When we first meet Gordon (Joe Cole) he’s distraught, breaking up with his girlfriend after accusing her of cheating on him. A hopeless romantic, after the split he sleepwalks through his job as a drone security officer. Based in Michigan he operates a bot with camera to make sure nobody “steals the chocolate sauce.” In other words, he’s an office drone who does remote drone security to protect an oil pipeline in North Africa. Late one night one his hexapod cameras picks up a young woman, Ayusha (Lina El Arabi), wandering in the desert.

He soon discovers Ayusha’s parents don’t approve of the man she sneaks around to visit by the pipeline. At first he spies on the couple from afar but as he becomes more and more involved he steps in, offering to help them raise the money they need to escape to Paris and get married. “I see you have true love and I just want to help you,” he says via translation software on his robot.

“Eye on Juliet” is a movie about connections, about true love, about star-crossed lovers in an age of technology. It strives to find profundity in all these themes but falls short on all accounts. Heartfelt performances from Cole and El Arabi provide the movie’s backbone but both feel underwritten and in Gordon’s case, with unclear motivations. It’s made clear he believes in love but by the time he is risking his job, breaking the law and draining his bank account to help someone who remains a shadowy figure on a computer screen credulity is stretched past the breaking point.

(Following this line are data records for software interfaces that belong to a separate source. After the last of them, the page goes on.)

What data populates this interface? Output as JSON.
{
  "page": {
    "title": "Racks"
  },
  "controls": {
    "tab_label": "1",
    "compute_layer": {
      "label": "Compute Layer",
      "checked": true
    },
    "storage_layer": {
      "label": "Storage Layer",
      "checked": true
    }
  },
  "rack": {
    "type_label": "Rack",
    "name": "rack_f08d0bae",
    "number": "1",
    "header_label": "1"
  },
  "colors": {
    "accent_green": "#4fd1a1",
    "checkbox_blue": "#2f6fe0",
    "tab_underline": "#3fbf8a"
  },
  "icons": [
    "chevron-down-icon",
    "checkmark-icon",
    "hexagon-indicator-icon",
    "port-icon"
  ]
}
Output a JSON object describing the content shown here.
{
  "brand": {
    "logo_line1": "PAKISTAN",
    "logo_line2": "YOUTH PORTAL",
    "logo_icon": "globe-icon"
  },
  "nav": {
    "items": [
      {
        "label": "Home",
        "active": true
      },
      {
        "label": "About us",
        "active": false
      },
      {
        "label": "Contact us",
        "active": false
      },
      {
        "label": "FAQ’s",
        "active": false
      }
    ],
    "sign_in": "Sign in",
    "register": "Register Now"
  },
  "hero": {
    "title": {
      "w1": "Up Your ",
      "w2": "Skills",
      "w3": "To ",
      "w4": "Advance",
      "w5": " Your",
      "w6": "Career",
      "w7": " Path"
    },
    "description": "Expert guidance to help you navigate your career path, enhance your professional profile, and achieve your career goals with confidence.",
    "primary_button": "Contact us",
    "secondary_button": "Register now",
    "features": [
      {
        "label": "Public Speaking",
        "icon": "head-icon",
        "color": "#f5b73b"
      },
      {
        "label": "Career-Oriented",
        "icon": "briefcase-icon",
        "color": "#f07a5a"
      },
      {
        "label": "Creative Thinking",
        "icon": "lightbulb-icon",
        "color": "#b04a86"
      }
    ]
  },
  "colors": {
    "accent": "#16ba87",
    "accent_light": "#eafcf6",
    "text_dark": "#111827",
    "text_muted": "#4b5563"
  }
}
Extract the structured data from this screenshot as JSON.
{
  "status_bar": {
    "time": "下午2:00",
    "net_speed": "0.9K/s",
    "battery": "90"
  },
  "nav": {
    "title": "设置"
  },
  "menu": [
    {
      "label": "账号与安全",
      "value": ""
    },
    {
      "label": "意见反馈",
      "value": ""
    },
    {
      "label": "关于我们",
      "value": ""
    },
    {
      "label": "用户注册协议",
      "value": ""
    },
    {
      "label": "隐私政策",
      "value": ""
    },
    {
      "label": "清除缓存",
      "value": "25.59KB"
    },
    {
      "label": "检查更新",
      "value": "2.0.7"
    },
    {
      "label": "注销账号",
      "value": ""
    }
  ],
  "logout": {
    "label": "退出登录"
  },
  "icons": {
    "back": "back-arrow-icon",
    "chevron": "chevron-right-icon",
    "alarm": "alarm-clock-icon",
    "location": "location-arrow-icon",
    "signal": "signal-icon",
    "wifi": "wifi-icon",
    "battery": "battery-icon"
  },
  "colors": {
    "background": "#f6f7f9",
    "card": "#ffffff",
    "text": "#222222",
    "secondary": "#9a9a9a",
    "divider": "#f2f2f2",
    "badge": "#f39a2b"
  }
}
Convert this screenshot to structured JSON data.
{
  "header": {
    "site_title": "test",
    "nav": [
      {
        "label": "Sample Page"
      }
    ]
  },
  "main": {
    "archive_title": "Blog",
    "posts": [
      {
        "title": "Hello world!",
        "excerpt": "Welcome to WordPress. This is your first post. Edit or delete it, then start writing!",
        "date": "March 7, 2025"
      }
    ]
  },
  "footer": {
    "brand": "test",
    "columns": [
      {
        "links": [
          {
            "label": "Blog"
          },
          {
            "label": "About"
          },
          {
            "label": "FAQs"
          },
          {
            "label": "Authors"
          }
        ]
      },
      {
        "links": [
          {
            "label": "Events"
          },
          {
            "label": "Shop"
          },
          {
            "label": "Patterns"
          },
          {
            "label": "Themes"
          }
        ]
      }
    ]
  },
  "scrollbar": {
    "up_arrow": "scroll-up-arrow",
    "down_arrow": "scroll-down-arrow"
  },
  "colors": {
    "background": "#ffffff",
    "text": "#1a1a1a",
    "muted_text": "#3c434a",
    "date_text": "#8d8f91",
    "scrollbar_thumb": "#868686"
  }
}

“Eye on Juliet” tries to put a new spin on an old story but the introduction of physical technology—i.e. a robot camera that resembles “Short Circuit’s” Johnny 5 bot crossed with some sort of metallic spider—adds an unintended levity to scenes that should pack an emotional punch.